### Dataset

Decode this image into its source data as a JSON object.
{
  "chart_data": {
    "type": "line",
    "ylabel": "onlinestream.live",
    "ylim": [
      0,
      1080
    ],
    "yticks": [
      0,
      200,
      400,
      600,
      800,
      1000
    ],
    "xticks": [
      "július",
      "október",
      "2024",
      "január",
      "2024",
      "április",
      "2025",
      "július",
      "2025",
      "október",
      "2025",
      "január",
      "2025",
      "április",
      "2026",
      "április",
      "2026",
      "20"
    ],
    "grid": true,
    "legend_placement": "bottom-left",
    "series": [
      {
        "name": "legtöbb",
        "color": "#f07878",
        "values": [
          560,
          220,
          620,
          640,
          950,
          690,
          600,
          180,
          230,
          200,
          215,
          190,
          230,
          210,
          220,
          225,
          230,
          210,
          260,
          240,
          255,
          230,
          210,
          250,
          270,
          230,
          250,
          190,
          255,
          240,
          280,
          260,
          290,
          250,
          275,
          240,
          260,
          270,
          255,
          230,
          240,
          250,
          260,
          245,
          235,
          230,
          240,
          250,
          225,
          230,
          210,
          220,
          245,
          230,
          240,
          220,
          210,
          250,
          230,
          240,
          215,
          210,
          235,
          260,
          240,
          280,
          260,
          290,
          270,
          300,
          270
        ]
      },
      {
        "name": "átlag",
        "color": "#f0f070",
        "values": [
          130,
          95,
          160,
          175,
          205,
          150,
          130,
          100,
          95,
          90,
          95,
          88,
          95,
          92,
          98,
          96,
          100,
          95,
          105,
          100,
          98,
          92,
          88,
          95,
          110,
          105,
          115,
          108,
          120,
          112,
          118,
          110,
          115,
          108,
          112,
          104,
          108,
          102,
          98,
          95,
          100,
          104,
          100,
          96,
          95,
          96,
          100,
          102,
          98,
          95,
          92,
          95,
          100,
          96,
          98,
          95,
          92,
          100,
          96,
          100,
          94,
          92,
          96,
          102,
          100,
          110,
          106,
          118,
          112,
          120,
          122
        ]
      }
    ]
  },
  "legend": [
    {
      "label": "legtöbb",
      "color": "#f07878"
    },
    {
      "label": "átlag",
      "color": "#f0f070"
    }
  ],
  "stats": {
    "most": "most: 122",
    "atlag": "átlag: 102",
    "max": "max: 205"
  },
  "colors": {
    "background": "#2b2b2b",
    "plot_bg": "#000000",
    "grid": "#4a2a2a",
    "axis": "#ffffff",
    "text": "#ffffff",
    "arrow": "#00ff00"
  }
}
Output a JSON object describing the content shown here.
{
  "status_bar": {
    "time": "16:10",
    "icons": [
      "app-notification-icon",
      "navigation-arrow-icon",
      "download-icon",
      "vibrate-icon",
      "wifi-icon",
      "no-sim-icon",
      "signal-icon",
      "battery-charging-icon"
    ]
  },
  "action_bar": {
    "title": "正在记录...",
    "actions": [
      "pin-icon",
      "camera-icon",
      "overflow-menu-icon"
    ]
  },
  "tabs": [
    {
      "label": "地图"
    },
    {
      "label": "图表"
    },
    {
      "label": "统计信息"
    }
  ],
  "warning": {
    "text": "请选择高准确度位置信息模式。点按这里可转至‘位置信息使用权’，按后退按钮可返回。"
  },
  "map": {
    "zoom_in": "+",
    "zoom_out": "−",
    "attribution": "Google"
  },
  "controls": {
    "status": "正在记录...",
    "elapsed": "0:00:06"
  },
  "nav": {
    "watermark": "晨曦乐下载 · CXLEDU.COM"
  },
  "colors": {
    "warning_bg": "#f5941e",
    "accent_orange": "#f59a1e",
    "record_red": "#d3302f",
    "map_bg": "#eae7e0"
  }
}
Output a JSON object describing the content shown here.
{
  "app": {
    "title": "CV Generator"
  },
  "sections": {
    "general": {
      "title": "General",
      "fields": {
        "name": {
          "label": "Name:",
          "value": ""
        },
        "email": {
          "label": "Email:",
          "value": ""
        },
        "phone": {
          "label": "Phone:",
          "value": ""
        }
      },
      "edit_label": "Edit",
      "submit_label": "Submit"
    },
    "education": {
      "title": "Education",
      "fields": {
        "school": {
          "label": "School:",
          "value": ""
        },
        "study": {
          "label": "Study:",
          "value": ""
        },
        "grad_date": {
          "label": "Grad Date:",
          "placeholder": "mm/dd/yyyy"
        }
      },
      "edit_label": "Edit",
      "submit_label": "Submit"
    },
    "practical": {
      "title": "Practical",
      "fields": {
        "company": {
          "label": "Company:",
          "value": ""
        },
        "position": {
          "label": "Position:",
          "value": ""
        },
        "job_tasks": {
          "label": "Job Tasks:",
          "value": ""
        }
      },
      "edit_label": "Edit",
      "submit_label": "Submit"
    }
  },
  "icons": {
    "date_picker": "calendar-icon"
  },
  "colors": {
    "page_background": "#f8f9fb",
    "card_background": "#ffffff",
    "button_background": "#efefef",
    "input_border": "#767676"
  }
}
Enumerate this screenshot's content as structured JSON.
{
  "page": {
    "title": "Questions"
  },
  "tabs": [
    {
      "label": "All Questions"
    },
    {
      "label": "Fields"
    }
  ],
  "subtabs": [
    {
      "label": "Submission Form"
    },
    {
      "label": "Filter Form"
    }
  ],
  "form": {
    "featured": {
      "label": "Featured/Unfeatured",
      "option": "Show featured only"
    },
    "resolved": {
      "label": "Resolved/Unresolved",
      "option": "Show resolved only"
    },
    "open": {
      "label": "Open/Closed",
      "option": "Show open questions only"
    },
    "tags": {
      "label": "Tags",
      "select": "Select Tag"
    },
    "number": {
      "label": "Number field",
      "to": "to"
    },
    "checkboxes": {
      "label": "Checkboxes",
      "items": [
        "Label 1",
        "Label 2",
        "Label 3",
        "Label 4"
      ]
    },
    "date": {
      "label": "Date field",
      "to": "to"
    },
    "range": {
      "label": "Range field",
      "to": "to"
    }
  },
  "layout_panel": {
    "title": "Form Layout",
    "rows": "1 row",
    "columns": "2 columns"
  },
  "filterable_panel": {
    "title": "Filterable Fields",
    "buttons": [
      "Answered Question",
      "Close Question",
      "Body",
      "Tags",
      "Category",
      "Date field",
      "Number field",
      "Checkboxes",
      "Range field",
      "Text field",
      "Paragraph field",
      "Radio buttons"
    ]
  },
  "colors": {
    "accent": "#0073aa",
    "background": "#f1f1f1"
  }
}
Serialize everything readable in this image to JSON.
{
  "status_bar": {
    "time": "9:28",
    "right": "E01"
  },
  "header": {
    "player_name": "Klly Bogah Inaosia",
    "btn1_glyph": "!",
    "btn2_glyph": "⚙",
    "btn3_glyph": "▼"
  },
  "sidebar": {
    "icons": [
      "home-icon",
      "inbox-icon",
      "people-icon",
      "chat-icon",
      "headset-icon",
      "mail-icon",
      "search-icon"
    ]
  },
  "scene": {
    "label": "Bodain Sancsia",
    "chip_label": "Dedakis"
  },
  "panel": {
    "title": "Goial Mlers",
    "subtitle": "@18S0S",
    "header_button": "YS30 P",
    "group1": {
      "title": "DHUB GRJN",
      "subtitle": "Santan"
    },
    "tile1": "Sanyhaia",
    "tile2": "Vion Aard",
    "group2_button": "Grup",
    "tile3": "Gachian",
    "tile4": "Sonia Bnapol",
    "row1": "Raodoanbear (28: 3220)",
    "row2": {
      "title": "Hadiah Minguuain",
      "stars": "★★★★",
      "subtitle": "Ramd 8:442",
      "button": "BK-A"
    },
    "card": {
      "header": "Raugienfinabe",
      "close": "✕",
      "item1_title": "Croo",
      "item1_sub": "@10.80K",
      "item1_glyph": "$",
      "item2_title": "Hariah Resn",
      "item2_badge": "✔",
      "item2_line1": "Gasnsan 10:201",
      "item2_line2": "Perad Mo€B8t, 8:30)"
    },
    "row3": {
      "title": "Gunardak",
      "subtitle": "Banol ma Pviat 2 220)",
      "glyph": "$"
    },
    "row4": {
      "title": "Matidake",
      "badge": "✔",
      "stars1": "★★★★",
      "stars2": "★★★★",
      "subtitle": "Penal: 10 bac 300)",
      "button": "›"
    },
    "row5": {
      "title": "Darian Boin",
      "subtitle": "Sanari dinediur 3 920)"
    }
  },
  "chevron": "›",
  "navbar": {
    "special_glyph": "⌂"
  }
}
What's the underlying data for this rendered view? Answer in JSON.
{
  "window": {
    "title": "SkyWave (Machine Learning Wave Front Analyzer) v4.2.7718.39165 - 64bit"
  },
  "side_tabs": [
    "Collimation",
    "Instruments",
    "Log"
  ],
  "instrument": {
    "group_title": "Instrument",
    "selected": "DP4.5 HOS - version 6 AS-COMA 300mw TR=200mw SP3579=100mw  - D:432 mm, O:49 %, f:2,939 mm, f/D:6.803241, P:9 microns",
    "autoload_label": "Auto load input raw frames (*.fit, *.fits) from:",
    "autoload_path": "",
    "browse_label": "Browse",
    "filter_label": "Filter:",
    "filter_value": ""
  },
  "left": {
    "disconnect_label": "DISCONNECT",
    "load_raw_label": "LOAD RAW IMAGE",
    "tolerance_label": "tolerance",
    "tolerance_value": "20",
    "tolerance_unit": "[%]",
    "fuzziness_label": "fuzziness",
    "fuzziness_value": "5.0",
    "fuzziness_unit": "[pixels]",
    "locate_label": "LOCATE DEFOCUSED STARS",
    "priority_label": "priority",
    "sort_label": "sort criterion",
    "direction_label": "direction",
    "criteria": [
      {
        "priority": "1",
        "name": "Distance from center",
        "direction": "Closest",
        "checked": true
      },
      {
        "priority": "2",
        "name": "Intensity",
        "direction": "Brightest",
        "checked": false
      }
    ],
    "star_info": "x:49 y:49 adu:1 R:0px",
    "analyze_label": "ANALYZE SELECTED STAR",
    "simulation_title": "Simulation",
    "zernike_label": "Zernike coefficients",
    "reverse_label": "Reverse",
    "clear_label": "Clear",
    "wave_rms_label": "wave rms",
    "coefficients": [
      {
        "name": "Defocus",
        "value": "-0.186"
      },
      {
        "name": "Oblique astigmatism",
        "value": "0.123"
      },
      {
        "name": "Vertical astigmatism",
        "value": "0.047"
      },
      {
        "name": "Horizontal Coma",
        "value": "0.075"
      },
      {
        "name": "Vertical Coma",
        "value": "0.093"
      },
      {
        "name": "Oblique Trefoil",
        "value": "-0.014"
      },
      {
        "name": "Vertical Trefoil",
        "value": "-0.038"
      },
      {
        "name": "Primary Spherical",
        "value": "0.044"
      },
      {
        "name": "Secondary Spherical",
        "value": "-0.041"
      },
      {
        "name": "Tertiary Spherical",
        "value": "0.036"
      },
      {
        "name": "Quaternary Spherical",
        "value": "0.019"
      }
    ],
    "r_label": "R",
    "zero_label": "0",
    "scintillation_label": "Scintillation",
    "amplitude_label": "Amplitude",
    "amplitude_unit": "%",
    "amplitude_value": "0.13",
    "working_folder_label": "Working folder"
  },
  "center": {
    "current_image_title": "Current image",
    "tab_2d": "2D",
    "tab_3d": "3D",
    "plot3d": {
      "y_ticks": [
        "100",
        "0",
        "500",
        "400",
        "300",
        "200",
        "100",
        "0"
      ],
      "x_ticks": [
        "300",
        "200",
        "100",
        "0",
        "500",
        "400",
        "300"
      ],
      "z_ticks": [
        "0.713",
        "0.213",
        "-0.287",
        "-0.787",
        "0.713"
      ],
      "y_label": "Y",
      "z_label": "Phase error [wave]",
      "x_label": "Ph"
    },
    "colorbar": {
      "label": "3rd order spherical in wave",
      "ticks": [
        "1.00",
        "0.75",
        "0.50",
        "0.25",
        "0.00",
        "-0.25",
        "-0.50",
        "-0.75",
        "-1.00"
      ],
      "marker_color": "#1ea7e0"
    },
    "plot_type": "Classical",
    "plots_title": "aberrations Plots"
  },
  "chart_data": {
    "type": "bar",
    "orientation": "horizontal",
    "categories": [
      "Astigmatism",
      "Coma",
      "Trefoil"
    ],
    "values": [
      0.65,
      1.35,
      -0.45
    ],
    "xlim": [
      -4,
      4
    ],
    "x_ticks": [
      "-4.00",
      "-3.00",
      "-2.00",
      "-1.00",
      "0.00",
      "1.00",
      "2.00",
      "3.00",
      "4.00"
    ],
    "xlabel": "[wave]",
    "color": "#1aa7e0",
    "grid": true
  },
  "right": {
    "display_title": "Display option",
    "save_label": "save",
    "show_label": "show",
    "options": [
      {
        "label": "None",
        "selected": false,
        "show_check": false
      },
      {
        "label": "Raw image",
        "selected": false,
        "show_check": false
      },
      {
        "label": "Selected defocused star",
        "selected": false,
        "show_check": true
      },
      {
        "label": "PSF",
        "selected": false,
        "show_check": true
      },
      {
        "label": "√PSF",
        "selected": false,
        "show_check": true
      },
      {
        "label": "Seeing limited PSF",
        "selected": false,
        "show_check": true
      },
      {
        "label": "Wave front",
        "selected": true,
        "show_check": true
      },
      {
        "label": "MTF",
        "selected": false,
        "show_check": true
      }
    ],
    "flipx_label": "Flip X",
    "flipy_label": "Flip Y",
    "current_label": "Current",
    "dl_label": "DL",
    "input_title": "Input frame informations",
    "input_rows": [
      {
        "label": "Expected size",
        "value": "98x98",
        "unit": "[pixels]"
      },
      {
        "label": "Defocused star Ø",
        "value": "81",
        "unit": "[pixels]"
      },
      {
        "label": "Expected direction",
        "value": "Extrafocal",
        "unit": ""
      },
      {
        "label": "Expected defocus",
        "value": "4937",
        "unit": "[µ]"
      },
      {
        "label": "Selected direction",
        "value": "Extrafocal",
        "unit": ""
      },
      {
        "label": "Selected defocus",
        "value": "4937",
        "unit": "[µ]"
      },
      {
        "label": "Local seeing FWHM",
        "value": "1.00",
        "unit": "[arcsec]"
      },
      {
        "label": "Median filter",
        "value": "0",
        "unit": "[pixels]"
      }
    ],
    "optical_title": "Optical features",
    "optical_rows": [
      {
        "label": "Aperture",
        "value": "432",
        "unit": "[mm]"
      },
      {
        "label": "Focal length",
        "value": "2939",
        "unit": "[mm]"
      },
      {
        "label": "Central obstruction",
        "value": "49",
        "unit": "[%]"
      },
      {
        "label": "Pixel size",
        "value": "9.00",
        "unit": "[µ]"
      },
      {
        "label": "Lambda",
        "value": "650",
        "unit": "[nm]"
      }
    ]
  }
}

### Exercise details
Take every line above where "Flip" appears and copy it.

### Answer space
    "flipx_label": "Flip X",
    "flipy_label": "Flip Y",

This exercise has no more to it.